*Qc*because we want to express coefficient of performance in terms of*Qh*, since we have a formula for efficiency in terms of work and*Qh*. And then we'll use the Carnot efficiency because we're told that this is an ideal refrigerator. And then this Carnot efficiency formula has a*Th*in it, which we're going to solve for. So, we rearrange this to solve for*Qc*, by adding*Qc*to both sides and subtracting*W*, and we get*Qc*equals*Qh*minus*W*. And we replace*Qc*in our coefficient of performance formula with*Qh*minus*W*. And then divide both terms in the numerator by*W*and you get*Qh*over*W*minus one.*Th*at's the coefficent of performance for a refrigerator in terms of*Qh*. Now, efficiency is work divided by*Qh*. And so we see that this is the reciprocal of efficiency. So we can replace it with efficiency to the power of negative one. And this isn't just any old efficiency, this is meant to be the Carnot efficiency, and there's a formula for that which is one minus the cold temperature reservoir, divided by the temperature of the hot reservoir. And, we can write this as a single fraction by multiplying this one by*Th*over*Th*. So we have*Th*minus*Tc*over*Th*. And so, we plug that in for efficiency. And so, coefficient of performance then is*Th*minus*Tc*over*Th*, all to the power of negative one, minus one.
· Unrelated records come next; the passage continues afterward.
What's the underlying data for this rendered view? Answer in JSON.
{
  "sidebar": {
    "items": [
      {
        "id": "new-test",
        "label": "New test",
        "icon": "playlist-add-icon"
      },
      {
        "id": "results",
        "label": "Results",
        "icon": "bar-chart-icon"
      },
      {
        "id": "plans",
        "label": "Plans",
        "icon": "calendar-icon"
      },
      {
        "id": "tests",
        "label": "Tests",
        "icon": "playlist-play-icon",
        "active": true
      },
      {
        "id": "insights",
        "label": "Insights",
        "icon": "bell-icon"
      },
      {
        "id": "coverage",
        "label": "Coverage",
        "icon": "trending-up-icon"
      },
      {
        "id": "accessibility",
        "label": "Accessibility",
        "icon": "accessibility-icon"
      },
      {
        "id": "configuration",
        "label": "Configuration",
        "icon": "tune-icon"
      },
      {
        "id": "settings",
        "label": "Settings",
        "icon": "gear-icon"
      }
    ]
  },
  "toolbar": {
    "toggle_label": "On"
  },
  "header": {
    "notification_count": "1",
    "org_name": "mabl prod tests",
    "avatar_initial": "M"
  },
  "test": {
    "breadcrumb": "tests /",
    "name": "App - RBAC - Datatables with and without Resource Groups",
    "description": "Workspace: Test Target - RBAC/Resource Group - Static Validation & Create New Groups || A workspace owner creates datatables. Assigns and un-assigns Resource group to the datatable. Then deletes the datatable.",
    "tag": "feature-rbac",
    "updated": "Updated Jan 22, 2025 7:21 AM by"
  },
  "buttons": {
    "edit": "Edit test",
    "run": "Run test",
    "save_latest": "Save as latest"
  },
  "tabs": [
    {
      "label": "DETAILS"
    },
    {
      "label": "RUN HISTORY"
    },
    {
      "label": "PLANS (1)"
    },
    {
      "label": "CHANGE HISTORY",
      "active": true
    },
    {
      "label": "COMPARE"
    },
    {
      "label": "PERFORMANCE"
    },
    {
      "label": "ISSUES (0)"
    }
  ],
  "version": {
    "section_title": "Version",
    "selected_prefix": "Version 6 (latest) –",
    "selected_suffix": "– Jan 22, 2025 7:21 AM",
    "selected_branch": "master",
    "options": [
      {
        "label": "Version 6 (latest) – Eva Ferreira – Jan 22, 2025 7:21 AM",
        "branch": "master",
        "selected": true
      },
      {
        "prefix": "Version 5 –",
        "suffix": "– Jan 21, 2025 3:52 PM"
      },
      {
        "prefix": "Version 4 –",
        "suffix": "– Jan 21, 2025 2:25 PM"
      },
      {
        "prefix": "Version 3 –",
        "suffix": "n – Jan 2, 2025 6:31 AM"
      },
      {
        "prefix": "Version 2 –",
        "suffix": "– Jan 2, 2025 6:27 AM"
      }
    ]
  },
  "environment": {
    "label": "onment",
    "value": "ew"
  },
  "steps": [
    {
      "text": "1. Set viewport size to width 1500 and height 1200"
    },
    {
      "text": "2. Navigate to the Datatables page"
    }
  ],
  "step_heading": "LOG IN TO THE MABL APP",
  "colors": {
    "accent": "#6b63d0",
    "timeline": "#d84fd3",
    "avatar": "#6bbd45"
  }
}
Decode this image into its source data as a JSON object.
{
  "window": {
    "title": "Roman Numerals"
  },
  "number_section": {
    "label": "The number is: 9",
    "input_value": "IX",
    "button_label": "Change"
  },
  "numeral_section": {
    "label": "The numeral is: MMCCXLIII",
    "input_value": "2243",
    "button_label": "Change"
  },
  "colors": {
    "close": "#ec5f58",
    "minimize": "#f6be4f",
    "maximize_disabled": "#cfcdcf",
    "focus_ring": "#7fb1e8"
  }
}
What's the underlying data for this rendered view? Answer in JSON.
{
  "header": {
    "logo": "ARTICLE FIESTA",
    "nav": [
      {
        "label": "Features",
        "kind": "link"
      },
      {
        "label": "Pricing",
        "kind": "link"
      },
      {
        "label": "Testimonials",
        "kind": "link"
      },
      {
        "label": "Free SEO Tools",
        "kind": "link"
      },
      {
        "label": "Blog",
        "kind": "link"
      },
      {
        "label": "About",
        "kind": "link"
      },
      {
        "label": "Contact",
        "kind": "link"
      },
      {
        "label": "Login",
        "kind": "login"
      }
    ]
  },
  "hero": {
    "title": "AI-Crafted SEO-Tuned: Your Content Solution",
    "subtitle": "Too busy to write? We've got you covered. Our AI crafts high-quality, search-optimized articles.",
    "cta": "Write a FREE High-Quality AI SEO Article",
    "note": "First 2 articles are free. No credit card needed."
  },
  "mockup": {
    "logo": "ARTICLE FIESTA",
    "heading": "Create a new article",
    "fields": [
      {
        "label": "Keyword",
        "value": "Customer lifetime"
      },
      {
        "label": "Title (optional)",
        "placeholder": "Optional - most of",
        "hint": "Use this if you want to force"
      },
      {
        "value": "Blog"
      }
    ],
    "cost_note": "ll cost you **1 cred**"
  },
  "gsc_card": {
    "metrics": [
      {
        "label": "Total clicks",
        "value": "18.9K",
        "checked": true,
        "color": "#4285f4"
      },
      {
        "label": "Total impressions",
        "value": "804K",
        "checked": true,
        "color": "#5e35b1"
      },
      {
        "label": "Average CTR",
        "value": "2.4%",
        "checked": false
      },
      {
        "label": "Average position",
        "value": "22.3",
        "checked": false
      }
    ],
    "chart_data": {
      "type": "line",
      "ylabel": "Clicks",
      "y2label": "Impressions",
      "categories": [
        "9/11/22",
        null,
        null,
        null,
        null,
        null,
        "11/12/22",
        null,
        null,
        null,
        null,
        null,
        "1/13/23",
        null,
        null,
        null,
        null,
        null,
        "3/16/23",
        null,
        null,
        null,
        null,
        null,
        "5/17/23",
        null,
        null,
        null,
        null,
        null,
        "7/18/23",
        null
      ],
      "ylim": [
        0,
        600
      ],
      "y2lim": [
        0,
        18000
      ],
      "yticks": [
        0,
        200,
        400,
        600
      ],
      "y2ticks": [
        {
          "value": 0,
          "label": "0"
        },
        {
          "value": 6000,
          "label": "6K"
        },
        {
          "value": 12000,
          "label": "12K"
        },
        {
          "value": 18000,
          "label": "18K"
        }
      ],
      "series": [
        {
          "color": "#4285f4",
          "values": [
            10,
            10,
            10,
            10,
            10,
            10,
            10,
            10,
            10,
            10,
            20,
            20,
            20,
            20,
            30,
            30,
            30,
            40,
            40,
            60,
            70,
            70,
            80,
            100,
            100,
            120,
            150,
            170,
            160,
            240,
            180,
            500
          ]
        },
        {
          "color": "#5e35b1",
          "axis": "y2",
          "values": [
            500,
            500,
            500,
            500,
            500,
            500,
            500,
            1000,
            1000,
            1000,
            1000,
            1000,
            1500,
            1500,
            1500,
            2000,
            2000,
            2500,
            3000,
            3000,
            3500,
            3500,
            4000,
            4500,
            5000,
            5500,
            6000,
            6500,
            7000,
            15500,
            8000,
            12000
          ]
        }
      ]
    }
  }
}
And then, this exponent of negative one means flip the fraction, and so we'll write that instead as*Th*over*Th*minus*Tc*. Now there's a bunch of algebra to solve for*Th*. So. First of all, the common denominator between these two terms, so this one will get multiplied by*Th*minus*Tc*over*Th*minus*Tc*. And then we have*Th*minus this bracket*Th*minus*Tc*all over*Th*minus*Tc*. And then distribute the minus sign into the bracket, makes a negative*Th*and then a positive*Tc*, and then the negative*Th*plus*Th*makes zero there leaving us only with positive*Tc*on the numerator. So we have*Tc*over*Th*minus*Tc*. And then, multiply both sides by*Th*minus*Tc*, and multiply the coefficient of performance by the same thing. And we have coefficient of performance times*Th*minus*Tc*equals*Tc*. And then, distribute the coefficient of performance into the brackets and you have: coefficient of performance times*Th*, minus coefficient of performance times*Tc*, equals*Tc*. And then, add this term to both sides. And then we have, high-temperature, times coefficient of performance equals cold temperature, plus cold temperature, times coefficient of performance. And then divide both sides by this coefficient of performance here, and we finally get a formula. So, the temperature of the hot reservoir is the cold reservoir temperature, times one plus the coefficient of performance, all divided by the coefficient of performance. So that's 263.15, is the absolute temperature in Kelvin, times one plus seven, divided by seven, and this works out to 300.74 Kelvin, which is 27.6 degrees Celsius.